Goal of the exercise.
In the material below, list every line carrying the string "columns".

Working data.
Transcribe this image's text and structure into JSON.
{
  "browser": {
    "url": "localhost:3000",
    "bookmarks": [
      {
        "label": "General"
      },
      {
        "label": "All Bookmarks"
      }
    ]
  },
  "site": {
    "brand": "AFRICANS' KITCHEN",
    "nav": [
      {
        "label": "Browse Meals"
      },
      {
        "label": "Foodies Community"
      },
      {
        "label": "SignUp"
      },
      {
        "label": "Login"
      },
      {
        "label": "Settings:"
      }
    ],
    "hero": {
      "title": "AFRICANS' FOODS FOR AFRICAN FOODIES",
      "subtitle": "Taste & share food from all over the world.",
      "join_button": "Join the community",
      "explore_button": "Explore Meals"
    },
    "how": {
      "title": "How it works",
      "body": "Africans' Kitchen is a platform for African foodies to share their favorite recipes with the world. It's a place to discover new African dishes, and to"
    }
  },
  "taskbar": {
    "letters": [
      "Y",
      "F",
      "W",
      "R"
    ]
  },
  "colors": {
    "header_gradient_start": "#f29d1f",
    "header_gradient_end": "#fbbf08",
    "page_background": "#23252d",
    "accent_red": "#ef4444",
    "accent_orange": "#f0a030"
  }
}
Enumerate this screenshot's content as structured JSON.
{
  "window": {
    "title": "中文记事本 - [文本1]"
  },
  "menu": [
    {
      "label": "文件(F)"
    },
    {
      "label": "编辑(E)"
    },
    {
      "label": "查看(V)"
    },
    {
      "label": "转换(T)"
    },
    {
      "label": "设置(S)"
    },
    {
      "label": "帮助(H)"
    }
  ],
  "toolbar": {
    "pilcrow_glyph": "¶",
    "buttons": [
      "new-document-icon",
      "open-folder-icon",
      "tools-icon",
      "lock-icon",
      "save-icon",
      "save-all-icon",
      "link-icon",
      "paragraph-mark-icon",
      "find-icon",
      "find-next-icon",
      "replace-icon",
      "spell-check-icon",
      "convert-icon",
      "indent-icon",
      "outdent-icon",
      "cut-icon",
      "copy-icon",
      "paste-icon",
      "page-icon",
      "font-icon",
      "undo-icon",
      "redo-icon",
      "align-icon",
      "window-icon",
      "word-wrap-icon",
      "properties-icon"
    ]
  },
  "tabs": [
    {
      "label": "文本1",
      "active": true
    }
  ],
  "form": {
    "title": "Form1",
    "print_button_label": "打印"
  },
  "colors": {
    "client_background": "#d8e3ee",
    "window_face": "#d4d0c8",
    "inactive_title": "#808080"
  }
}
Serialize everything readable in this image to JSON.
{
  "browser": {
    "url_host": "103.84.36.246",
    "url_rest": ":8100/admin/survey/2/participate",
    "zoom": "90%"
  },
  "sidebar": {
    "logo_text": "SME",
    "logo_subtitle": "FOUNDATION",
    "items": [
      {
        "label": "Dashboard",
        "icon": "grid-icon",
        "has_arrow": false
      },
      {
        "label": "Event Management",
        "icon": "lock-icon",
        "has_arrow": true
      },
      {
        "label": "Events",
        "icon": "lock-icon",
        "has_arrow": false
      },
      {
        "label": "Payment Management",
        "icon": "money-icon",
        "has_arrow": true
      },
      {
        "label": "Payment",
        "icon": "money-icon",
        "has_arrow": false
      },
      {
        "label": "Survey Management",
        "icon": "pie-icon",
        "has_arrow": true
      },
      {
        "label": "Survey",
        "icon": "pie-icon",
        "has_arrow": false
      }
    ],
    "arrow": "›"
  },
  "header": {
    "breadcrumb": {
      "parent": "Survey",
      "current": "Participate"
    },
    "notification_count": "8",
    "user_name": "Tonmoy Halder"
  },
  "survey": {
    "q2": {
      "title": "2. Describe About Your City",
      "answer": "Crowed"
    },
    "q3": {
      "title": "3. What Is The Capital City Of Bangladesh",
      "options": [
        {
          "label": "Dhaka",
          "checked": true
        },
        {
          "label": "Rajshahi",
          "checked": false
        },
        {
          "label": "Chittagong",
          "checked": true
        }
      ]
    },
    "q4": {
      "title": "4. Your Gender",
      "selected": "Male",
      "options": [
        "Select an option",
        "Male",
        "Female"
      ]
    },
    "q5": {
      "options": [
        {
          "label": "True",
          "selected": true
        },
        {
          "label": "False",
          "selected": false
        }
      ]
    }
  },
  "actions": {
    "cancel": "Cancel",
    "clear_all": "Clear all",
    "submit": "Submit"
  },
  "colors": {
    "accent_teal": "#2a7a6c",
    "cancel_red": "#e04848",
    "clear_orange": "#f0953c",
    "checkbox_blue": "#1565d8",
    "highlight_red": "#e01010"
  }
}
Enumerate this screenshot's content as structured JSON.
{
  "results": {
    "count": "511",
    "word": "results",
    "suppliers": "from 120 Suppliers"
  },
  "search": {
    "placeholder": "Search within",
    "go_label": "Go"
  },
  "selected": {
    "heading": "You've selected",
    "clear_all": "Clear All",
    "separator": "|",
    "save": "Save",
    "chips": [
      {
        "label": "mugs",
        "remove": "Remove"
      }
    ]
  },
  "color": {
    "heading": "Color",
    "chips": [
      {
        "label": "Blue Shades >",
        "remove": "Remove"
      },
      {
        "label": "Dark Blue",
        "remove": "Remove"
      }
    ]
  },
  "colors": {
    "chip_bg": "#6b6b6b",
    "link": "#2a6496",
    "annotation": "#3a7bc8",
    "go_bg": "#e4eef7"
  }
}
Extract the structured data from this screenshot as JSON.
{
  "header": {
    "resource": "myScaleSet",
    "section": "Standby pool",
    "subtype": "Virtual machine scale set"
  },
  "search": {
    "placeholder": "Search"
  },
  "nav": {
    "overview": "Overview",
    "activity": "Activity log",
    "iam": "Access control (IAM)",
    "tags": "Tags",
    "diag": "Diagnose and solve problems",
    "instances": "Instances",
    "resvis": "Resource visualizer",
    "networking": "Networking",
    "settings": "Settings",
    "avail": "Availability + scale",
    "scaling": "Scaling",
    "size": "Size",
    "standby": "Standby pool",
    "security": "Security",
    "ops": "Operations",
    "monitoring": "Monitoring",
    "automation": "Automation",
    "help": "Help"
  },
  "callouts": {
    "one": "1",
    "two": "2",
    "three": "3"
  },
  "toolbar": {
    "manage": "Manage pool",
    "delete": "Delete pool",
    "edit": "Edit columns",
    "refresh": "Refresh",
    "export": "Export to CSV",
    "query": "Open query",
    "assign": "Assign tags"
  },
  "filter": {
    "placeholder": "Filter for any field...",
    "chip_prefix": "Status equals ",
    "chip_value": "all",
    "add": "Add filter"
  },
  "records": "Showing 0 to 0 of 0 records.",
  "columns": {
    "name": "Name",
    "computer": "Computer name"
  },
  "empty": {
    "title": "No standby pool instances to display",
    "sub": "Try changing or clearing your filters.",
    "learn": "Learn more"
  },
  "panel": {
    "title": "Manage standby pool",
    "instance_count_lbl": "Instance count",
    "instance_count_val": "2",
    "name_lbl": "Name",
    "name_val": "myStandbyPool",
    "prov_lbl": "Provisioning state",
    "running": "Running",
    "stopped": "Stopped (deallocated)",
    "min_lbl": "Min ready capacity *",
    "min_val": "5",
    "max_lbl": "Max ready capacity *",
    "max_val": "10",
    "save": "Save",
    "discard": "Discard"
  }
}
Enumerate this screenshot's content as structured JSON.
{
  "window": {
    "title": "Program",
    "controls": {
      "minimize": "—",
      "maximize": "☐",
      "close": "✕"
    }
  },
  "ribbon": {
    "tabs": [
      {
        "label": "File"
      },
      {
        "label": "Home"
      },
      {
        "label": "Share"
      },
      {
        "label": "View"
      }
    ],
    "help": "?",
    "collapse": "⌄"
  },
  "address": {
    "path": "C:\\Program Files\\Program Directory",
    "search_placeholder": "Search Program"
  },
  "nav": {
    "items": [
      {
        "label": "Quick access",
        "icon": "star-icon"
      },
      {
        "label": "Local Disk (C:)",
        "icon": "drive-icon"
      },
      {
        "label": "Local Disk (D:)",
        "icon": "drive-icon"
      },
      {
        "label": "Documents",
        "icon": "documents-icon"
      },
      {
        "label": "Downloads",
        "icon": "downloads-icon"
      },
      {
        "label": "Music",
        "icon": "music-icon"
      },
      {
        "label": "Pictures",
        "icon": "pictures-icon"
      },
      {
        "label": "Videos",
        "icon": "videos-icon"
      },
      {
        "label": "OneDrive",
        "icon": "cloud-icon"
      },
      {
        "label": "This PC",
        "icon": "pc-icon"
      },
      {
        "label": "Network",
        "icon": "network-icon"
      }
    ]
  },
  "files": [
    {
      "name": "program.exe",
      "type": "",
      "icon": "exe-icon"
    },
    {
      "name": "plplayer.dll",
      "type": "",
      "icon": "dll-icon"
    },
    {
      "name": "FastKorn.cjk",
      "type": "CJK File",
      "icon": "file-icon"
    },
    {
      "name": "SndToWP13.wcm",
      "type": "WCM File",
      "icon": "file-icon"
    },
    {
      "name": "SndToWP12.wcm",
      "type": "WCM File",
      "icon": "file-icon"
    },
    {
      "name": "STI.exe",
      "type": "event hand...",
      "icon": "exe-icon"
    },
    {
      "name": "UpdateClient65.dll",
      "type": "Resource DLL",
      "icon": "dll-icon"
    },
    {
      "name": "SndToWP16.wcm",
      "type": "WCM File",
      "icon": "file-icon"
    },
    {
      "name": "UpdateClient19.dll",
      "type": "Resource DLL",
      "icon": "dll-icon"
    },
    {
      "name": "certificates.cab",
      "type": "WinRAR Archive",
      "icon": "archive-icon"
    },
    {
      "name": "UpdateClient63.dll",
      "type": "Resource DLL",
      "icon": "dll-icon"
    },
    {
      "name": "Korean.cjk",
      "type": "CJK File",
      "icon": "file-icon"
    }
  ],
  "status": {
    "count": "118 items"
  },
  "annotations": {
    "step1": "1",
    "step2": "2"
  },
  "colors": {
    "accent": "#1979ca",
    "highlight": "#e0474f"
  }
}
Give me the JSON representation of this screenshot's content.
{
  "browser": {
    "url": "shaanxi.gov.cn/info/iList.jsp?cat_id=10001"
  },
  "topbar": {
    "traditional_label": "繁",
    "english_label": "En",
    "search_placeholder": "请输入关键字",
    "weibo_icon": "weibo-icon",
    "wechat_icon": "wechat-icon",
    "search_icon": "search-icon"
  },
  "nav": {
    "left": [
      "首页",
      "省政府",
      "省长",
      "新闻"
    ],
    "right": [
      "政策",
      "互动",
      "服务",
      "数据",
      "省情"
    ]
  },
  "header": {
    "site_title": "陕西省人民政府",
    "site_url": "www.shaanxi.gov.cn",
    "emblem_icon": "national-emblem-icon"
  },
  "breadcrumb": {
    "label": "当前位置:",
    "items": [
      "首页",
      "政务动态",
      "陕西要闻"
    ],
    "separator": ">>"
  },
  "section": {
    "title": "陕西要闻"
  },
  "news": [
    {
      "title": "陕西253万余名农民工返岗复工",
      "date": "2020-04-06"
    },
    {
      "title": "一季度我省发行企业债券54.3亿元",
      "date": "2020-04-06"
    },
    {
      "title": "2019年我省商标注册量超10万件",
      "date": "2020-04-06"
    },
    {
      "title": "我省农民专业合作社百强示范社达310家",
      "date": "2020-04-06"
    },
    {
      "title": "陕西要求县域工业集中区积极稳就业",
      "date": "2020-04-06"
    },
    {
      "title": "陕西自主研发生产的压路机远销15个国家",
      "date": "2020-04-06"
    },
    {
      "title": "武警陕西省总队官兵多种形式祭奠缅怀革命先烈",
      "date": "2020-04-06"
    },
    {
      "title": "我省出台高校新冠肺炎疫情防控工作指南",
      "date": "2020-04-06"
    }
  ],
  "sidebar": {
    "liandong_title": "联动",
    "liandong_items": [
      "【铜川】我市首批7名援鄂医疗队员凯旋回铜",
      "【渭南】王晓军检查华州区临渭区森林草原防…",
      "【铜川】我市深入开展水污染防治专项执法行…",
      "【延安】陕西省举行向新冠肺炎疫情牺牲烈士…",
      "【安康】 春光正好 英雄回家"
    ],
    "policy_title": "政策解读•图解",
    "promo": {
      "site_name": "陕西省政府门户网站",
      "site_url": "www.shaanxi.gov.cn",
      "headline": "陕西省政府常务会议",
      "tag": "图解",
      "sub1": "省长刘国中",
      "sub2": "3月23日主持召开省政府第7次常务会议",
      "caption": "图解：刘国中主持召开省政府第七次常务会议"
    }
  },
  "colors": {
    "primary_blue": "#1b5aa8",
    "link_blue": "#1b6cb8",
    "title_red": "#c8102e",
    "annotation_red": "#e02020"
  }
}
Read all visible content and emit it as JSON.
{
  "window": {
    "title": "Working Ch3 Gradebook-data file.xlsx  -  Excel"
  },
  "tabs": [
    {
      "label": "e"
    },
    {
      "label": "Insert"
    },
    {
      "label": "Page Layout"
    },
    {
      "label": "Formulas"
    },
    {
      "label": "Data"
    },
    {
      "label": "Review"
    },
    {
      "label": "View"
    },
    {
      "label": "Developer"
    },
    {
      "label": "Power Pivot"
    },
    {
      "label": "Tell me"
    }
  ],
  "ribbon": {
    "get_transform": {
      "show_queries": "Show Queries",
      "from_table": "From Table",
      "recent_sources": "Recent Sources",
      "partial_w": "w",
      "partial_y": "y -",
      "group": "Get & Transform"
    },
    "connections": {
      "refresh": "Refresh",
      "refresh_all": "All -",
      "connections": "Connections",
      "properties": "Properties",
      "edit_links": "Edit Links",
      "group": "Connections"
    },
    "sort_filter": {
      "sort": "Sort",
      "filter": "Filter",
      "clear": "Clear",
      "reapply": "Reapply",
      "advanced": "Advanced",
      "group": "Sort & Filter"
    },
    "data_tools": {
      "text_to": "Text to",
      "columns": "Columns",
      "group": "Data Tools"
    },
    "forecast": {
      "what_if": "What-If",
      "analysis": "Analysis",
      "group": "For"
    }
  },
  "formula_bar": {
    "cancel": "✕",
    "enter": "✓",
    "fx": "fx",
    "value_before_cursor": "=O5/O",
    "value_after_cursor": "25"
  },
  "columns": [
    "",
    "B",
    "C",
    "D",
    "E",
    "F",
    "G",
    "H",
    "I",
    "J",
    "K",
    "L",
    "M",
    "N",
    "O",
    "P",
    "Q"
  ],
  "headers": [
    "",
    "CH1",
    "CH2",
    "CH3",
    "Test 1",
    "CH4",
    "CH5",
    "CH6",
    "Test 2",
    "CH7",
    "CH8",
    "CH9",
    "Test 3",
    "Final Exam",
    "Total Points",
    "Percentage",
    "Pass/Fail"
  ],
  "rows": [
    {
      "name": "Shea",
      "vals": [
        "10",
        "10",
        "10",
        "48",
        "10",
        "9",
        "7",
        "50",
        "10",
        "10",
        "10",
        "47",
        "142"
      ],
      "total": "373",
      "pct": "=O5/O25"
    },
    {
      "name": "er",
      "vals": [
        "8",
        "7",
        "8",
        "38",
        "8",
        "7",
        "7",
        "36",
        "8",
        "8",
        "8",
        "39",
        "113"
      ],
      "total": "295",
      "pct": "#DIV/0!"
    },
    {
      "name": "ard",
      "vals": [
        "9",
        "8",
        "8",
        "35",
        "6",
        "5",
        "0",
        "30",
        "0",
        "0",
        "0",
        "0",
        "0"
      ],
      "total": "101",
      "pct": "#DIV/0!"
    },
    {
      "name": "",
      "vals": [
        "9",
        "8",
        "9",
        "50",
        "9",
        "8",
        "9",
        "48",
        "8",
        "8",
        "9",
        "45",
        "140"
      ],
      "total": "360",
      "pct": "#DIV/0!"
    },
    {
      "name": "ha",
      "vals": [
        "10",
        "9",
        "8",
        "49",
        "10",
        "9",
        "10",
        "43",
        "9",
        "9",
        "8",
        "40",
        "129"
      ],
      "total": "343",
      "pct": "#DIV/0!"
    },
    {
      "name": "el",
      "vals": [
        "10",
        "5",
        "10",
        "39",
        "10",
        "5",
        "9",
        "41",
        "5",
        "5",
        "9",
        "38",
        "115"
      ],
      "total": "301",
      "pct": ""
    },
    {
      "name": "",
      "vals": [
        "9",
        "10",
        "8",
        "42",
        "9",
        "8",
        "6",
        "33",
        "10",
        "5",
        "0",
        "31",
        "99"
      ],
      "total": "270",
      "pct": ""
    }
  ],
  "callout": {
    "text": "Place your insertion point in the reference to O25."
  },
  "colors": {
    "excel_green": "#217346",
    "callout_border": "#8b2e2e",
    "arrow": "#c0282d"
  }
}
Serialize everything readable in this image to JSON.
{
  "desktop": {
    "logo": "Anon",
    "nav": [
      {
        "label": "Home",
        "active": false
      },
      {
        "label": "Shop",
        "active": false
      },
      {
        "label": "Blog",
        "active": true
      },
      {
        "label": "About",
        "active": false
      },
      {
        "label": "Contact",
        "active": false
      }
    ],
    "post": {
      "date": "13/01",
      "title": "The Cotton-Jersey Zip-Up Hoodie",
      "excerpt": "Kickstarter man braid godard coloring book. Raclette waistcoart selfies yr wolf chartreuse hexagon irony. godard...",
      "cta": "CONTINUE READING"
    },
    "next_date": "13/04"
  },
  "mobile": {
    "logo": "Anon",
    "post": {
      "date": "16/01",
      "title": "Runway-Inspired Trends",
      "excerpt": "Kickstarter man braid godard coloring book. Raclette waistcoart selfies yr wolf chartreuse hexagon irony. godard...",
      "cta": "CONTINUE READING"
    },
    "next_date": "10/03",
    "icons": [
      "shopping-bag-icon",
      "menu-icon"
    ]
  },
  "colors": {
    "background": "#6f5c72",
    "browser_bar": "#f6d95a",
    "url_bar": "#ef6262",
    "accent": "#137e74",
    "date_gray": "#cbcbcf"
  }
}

Result for this task.
    "edit": "Edit columns",
  "columns": {
      "columns": "Columns",
  "columns": [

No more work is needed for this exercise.